▶ Exercise directions:
Leave no line out; reproduce the listing exactly.
[Study material — start]
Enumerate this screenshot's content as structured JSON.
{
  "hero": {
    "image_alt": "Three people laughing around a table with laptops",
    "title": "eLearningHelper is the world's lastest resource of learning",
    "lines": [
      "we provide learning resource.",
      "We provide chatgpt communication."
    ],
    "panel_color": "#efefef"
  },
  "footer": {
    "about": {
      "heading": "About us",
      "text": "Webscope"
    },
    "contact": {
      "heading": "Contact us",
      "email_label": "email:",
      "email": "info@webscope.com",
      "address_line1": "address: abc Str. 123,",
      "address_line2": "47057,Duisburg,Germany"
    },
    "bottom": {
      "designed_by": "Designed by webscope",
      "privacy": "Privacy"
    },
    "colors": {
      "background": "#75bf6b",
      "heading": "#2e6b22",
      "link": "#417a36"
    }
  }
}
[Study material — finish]
▶ Task result:
Enumerate this screenshot's content as structured JSON.
{
  "hero": {
    "image_alt": "Three people laughing around a table with laptops",
    "title": "eLearningHelper is the world's lastest resource of learning",
    "lines": [
      "we provide learning resource.",
      "We provide chatgpt communication."
    ],
    "panel_color": "#efefef"
  },
  "footer": {
    "about": {
      "heading": "About us",
      "text": "Webscope"
    },
    "contact": {
      "heading": "Contact us",
      "email_label": "email:",
      "email": "info@webscope.com",
      "address_line1": "address: abc Str. 123,",
      "address_line2": "47057,Duisburg,Germany"
    },
    "bottom": {
      "designed_by": "Designed by webscope",
      "privacy": "Privacy"
    },
    "colors": {
      "background": "#75bf6b",
      "heading": "#2e6b22",
      "link": "#417a36"
    }
  }
}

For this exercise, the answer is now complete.